Through Blossfeldt's lens, plants and flowers become gorgeous formal gestures
Karl Blossfeldt was a pioneer of botanical photography, though his interest in the plant world was initially educational. Fascinated by the structure of plants, whose seemingly artistic forms resulted from biological necessity, he realized that photography could be a useful teaching tool, allowing his students to see and compare natural forms. Working with a homemade camera, Blossfeldt gathered and photographed his own plant samples, magnifying them by up to 45 times. From around 1898 onward, he shot some 6,000 images, which he used primarily as visual aids in his classes.
Eventually published as Art Forms in Nature (1928) and Art Forms in Nature, Second Series (1932), Blossfeldt’s photographs had a lasting impact on the art of his day and were enthusiastically embraced by both the Surrealist and New Objectivity movements. His books brought him overnight fame and are still considered landmarks in the history of art and photography. Karl Blossfeldt: Masterworks presents a remarkable collection of Blossfeldt’s strikingly austere yet poetic portraits of plants, which capture their timeless beauty in intimate detail.
|Publisher:||D.A.P./Distributed Art Publishers|
|Product dimensions:||9.50(w) x 14.50(h) x 0.80(d)|
About the Author

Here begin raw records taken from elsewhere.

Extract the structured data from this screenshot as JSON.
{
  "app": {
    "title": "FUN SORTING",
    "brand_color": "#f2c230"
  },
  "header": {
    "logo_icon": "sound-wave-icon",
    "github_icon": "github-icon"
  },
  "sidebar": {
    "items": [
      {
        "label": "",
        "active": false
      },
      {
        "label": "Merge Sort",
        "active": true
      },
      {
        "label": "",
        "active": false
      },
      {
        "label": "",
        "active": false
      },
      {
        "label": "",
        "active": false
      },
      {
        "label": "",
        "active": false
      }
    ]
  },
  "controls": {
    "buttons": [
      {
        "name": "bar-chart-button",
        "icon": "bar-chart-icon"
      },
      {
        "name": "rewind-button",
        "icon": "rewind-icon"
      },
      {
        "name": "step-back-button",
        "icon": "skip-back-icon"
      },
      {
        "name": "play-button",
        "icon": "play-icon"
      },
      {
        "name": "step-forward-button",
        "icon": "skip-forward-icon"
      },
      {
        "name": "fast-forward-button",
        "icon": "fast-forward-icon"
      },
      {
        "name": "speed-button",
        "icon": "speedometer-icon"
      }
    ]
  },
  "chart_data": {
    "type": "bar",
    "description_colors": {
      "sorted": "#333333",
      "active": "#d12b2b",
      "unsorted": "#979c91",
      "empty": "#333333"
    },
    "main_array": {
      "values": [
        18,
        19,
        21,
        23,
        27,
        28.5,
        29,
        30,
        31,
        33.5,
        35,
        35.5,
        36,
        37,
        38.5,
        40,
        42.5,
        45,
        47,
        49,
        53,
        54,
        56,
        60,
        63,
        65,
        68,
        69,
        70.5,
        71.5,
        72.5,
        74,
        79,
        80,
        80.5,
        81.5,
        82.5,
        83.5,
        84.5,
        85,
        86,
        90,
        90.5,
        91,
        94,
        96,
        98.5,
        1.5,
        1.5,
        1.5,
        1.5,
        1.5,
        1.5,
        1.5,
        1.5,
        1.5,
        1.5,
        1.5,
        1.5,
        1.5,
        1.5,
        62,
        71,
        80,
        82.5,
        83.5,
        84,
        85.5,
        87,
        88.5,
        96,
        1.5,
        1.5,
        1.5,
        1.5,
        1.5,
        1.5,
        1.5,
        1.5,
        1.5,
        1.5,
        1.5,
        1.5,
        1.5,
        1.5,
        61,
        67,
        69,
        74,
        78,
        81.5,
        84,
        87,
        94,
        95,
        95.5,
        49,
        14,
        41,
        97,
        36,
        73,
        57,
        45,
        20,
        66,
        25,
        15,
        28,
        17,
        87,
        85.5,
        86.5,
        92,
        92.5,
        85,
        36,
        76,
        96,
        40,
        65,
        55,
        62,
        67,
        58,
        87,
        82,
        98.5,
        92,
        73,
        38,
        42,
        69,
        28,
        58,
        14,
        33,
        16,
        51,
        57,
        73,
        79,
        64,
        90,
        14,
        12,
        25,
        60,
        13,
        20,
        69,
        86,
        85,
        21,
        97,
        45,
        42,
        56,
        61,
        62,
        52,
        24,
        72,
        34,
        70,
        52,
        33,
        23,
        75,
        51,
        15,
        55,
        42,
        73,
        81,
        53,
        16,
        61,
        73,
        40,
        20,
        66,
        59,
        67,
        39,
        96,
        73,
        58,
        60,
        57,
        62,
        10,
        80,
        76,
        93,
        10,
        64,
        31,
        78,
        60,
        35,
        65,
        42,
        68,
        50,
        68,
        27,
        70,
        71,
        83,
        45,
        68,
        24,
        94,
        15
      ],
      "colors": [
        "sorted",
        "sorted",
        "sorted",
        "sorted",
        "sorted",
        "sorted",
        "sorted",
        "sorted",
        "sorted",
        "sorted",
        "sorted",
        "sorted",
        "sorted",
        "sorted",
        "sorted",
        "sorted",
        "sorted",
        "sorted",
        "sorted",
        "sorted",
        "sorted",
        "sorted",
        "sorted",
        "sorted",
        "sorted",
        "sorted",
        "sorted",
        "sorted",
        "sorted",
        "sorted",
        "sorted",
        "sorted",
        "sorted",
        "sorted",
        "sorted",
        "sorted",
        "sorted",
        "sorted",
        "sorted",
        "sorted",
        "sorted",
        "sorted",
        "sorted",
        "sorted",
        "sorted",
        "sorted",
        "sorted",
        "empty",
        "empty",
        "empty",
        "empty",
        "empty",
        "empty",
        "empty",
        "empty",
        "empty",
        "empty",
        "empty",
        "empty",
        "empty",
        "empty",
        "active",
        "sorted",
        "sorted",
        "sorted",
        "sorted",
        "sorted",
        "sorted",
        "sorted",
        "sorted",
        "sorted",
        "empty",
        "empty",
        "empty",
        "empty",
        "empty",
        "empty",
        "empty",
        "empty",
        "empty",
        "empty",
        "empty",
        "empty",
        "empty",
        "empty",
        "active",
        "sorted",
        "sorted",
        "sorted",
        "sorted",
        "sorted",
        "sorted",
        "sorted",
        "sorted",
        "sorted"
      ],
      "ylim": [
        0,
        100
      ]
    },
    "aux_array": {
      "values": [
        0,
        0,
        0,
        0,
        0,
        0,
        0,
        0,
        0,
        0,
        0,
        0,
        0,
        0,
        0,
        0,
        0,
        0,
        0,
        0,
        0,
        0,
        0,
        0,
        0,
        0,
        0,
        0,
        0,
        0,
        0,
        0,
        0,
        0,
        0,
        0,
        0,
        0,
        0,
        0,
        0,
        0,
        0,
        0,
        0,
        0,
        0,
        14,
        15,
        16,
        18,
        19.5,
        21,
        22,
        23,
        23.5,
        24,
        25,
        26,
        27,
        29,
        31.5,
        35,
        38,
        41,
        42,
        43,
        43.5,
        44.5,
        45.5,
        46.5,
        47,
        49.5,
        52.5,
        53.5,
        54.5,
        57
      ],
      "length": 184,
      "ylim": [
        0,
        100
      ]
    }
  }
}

Karl Blossfeldt (1865–1932) was a photographer, sculptor, teacher and artist who worked in Berlin. Blossfeldt had no formal photographic training, but was singled out by Walter Benjamin in his “Little History of Photography” for the way his plant photography could reveal something present in the natural world not normally visible to the naked eye, helping to usher in a new, distinctively photographic way of seeing.